Assignment: Having found the line containing "Parse this screenshot: output" in the data below, reproduce that line and each one after it to the end, exactly, and include nothing else.

Given records:
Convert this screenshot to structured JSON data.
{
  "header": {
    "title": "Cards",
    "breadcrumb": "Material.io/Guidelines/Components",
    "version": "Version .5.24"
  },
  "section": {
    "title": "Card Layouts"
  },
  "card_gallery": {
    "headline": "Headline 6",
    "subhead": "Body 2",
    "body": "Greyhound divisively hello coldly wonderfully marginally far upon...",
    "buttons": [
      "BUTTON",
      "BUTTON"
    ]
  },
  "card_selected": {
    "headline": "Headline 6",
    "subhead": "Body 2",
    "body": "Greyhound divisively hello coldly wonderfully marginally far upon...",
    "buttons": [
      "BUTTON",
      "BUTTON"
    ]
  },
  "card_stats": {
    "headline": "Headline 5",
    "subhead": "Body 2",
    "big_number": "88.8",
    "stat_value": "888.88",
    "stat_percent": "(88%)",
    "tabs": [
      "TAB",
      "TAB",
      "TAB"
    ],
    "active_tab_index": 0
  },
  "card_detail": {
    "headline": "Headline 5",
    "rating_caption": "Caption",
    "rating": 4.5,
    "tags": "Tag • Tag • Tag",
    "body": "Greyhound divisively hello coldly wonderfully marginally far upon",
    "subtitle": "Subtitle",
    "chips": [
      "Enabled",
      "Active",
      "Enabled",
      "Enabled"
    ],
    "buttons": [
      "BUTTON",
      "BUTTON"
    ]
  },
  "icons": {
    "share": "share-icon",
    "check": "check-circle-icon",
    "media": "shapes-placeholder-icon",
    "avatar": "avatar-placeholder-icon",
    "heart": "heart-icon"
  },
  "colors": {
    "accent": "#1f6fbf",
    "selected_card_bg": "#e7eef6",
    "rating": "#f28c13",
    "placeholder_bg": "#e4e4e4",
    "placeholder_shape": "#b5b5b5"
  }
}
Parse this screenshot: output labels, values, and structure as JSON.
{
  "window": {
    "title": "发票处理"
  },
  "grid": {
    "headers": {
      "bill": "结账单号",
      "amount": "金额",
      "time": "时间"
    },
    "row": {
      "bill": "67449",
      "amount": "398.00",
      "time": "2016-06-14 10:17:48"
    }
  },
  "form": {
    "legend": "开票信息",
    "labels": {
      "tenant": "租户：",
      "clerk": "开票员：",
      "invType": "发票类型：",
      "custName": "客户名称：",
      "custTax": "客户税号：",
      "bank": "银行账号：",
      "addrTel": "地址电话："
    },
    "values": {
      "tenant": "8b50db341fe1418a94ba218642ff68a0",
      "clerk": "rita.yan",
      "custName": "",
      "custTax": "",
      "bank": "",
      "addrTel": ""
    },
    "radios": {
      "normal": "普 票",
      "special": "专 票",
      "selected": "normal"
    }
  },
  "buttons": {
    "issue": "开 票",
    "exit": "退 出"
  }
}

Written response:
Parse this screenshot: output labels, values, and structure as JSON.
{
  "window": {
    "title": "发票处理"
  },
  "grid": {
    "headers": {
      "bill": "结账单号",
      "amount": "金额",
      "time": "时间"
    },
    "row": {
      "bill": "67449",
      "amount": "398.00",
      "time": "2016-06-14 10:17:48"
    }
  },
  "form": {
    "legend": "开票信息",
    "labels": {
      "tenant": "租户：",
      "clerk": "开票员：",
      "invType": "发票类型：",
      "custName": "客户名称：",
      "custTax": "客户税号：",
      "bank": "银行账号：",
      "addrTel": "地址电话："
    },
    "values": {
      "tenant": "8b50db341fe1418a94ba218642ff68a0",
      "clerk": "rita.yan",
      "custName": "",
      "custTax": "",
      "bank": "",
      "addrTel": ""
    },
    "radios": {
      "normal": "普 票",
      "special": "专 票",
      "selected": "normal"
    }
  },
  "buttons": {
    "issue": "开 票",
    "exit": "退 出"
  }
}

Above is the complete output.